Dec. 8 SVMN Mtg Recap: Microfinance in Failed States

Stephen TomlinKaren Doyle Grossman

Stephen Tomlin                                                                                                                       Karen Doyle Grossman

December 8th SVMN speaker Event recap written by Leslie Roulias, photos by Elena Pons-Conforto:

Microfinance in Post-conflict areas and Failed States

The SVMN Speaker Event on December 8th focused on the role of micro-finance and health care services in the most fragile economic and political regions and featured Karen Doyle Grossman, Vice President, Social Innovations at Mercy Corps and Stephen Tomlin, Vice President, Program Policy & Planning at International Medical Corps.  While many micro-finance and aid organizations look for relative stability before entering new markets, both Mercy Corps and International Medical Corps target their efforts to countries in transition.

Karen presented several case studies from Mercy Corps’ experiences in these countries including, Bosnia, the Congo, North Korea and Afghanistan.  She also talked about failed states that Mercy Corps decided against entering due mostly to lack of minimal infrastructure and safety.   Karen advocated that micro-finance enables people to establish their own individual identity apart from the persecuted or war-torn group to which they belong.  Reaching these markets presents unique challenges, which include fear, lack of future orientation, legitimization of violence, hyperinflation, destroyed infrastructure, and tenuous political environments.  In these delicate situations, timing is essential as is political neutrality and balancing acceptance and inclusion by local powers with the U.S. Government mandates.  In the future, Karen hopes to see a wider use of mobile financial services, which she sees as having the ability to make a transformative impact in providing services in fragile states.

Stephen Tomlin spoke about the health and wellbeing of communities within failed states, which are countries where the central government does not exert effective control over significant parts of its own territory or assure provision of vital assets.  Stephen’s talk focused on health care, nutrition and agriculture, all of which contribute to “health” as reflecting one’s wellbeing.  Stephen presented startling statistics on “fragile states” (failed, failing, or recovering from conflict), such as:

  • Fragile states comprise 1/3 of all those living in absolute poverty in developing countries.
  • 1 in 3 people in fragile states are undernourished.
  • Fragile states comprise nearly ½ of all children dying before their 5th birthday.

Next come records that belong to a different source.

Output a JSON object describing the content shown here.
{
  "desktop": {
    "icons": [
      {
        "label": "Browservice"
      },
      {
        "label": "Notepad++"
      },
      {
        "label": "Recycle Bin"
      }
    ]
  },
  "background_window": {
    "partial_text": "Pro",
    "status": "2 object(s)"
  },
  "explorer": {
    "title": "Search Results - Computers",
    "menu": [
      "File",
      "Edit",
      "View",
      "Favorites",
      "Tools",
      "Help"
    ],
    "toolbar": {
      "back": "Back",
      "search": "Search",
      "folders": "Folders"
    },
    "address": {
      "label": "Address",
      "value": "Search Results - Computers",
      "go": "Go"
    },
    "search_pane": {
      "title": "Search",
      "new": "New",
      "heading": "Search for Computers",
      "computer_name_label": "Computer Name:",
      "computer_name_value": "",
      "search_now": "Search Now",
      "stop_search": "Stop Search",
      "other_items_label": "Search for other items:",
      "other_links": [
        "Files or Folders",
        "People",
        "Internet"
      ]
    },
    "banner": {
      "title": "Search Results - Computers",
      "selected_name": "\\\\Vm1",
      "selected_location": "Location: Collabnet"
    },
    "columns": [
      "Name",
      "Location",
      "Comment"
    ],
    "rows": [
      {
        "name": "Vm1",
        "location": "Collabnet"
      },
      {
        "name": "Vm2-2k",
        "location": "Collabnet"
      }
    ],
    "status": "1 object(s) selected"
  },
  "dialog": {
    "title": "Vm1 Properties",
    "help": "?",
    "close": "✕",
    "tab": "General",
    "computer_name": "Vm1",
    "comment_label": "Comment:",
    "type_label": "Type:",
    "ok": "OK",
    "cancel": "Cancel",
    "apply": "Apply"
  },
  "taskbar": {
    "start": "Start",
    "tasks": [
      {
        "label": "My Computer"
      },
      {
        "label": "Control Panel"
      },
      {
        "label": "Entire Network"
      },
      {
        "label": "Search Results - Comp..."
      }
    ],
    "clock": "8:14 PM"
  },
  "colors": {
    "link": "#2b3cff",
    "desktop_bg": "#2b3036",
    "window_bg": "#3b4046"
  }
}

Stephen spoke about what International Medical Corps provides in failed states and sited specific projects.  Their focus is on training local people to provide basic medical services in local clinics and hospitals, especially relating to trauma and the top 10 causes of mortality in that country.  Stephen sees logistics and the inherent security in them as key to doing anything successfully in these states.

For more on Failed States, you can go to the link.

About these ads

Leave a Reply

Fill in your details below or click an icon to log in:

WordPress.com Logo

You are commenting using your WordPress.com account. Log Out / Change )

Twitter picture

You are commenting using your Twitter account. Log Out / Change )

Facebook photo

You are commenting using your Facebook account. Log Out / Change )

Google+ photo

You are commenting using your Google+ account. Log Out / Change )

Connecting to %s